What you will do: Every line holding "JSON" should be copied from the records below.
########################################
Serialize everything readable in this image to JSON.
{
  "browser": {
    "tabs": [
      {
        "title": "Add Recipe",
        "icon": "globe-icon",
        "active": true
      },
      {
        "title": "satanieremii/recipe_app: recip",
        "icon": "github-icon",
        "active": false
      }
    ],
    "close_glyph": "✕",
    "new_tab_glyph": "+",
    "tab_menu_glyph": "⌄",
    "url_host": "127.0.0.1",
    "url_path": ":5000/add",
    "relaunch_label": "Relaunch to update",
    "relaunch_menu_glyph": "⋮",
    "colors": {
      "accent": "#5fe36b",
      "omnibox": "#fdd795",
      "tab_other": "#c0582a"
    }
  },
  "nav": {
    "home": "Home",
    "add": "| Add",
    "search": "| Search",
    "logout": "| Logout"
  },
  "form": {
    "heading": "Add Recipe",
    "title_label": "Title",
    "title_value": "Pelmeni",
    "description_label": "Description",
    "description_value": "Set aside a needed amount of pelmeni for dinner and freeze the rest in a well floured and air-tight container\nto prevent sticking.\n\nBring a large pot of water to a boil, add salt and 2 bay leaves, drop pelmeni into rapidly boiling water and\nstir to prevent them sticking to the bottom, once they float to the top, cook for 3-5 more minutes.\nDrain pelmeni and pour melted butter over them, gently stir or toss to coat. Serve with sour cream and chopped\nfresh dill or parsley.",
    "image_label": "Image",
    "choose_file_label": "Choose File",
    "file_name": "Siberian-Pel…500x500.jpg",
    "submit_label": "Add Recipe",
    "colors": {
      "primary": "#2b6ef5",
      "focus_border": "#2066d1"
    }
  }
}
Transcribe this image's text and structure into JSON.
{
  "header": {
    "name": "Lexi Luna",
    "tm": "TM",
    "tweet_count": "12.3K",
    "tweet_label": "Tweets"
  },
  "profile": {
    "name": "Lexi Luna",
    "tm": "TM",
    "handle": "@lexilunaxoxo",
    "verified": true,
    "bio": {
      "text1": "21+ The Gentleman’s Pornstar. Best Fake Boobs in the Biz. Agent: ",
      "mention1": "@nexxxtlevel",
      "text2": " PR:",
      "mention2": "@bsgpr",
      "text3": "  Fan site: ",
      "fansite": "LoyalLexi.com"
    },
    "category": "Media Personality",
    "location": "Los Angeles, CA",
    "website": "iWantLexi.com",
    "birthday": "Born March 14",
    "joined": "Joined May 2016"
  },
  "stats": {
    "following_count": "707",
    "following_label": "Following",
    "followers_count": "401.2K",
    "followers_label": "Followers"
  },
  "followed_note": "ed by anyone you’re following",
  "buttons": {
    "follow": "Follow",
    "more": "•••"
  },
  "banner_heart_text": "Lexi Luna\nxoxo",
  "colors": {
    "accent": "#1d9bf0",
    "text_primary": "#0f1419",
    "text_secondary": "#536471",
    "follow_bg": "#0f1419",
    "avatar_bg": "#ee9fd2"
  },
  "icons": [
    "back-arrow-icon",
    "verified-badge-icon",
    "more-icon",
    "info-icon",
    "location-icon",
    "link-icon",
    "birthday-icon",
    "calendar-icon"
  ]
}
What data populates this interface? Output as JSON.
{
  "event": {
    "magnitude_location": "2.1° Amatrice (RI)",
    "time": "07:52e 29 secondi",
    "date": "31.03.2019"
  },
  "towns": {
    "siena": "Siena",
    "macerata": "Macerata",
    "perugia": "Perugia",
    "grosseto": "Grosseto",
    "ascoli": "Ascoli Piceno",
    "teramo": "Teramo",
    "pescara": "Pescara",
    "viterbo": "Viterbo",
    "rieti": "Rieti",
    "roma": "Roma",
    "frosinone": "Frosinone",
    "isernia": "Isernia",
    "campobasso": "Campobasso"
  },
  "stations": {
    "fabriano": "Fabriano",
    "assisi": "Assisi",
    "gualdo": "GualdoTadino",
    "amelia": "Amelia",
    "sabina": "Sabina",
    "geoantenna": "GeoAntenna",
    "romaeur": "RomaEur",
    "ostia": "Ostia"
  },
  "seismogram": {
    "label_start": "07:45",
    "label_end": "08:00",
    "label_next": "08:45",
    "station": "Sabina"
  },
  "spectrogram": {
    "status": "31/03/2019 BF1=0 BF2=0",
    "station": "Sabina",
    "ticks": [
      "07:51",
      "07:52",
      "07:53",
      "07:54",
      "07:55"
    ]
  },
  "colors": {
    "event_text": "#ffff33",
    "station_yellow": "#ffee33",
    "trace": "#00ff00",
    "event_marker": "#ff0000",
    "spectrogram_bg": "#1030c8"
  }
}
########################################
Solved exercise:
Serialize everything readable in this image to JSON.
Transcribe this image's text and structure into JSON.
What data populates this interface? Output as JSON.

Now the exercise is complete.